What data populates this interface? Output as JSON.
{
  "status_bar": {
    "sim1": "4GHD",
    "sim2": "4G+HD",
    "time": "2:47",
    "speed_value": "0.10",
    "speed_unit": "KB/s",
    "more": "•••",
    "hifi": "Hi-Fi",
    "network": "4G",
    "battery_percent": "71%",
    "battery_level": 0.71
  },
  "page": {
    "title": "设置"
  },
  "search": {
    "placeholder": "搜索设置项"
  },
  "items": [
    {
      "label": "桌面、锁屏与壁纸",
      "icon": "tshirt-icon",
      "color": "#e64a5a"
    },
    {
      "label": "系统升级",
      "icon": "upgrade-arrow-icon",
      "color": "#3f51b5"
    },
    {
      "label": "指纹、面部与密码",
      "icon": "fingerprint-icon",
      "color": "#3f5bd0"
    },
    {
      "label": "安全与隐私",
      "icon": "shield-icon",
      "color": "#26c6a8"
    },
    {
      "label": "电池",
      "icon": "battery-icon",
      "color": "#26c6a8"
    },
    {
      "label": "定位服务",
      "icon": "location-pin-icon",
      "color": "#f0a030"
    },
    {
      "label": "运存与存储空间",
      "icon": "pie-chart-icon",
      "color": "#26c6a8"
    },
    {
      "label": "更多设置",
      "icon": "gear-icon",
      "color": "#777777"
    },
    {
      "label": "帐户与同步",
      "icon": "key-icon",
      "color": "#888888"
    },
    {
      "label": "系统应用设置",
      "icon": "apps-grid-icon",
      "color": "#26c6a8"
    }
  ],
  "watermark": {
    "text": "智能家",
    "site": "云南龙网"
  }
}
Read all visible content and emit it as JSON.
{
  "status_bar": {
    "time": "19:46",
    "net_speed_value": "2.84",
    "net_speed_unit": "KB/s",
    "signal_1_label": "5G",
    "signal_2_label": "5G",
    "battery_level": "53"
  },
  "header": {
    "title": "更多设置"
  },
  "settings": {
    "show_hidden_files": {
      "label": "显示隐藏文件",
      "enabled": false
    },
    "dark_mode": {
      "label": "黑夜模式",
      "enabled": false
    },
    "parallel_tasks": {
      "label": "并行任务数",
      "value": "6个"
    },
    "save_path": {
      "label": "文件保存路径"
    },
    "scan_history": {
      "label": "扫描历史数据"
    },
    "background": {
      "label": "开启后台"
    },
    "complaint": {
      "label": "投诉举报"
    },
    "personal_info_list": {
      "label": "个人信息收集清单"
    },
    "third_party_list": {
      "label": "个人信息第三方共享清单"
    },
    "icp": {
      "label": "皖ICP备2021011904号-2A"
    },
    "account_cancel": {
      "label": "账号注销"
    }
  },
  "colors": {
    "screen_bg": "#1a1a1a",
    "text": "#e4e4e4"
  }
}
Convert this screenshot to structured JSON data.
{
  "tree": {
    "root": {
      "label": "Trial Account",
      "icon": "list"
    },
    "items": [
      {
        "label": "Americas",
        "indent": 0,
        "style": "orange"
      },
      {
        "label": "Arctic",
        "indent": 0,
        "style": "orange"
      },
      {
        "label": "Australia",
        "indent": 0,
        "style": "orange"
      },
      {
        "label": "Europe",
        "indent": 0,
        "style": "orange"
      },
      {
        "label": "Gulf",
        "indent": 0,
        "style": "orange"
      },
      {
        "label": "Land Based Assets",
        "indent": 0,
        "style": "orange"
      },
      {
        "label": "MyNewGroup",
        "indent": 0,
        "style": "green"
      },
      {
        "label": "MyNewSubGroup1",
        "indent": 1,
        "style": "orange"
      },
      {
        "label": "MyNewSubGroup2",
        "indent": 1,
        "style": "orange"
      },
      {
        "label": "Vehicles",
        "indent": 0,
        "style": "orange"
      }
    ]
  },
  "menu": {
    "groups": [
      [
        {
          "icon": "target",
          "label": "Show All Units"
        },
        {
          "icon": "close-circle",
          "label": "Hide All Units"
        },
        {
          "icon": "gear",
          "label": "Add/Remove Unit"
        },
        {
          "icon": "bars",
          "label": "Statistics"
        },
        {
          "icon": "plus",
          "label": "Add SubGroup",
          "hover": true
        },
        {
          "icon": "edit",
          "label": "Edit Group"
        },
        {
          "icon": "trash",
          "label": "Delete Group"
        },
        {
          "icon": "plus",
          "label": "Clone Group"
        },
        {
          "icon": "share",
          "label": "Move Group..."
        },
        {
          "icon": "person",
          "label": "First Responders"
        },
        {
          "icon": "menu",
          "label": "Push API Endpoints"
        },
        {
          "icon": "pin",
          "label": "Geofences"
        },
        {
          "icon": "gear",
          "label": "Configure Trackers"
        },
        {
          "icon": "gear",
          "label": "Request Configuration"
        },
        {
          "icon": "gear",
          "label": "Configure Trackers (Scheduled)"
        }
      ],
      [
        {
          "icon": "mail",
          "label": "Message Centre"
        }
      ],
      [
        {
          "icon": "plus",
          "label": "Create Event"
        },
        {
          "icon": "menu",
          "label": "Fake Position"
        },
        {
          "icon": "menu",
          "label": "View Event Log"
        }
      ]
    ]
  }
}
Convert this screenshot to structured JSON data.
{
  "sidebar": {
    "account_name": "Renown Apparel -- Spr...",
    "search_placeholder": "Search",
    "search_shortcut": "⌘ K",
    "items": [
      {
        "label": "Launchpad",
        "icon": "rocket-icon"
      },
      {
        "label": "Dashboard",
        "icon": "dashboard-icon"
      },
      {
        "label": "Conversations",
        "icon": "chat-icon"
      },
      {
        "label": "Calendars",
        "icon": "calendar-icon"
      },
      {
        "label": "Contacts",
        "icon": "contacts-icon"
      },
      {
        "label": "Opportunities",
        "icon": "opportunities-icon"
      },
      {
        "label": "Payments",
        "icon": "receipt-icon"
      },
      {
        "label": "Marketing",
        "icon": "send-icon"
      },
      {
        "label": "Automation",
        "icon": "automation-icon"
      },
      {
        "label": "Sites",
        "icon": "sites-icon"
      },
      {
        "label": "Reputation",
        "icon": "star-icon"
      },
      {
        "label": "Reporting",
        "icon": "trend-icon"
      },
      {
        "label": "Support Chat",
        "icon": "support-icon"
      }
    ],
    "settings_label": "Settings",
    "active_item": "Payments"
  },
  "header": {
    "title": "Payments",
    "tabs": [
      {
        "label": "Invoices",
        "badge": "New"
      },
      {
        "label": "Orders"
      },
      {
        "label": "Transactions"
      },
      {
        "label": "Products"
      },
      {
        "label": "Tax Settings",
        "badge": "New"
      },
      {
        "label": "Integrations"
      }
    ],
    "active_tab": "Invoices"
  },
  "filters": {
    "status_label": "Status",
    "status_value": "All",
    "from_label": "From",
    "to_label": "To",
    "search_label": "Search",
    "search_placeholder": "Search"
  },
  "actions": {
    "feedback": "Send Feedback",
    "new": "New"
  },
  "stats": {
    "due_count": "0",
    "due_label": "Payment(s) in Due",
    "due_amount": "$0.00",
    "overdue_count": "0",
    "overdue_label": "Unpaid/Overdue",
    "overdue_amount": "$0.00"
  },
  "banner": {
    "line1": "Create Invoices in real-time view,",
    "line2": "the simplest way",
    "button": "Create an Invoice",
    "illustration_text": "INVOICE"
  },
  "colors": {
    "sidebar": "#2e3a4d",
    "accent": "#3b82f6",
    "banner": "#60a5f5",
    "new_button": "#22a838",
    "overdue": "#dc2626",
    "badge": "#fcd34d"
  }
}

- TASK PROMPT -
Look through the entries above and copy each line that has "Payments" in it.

- ANSWER TO THIS EXERCISE -
        "label": "Payments",
    "active_item": "Payments"
    "title": "Payments",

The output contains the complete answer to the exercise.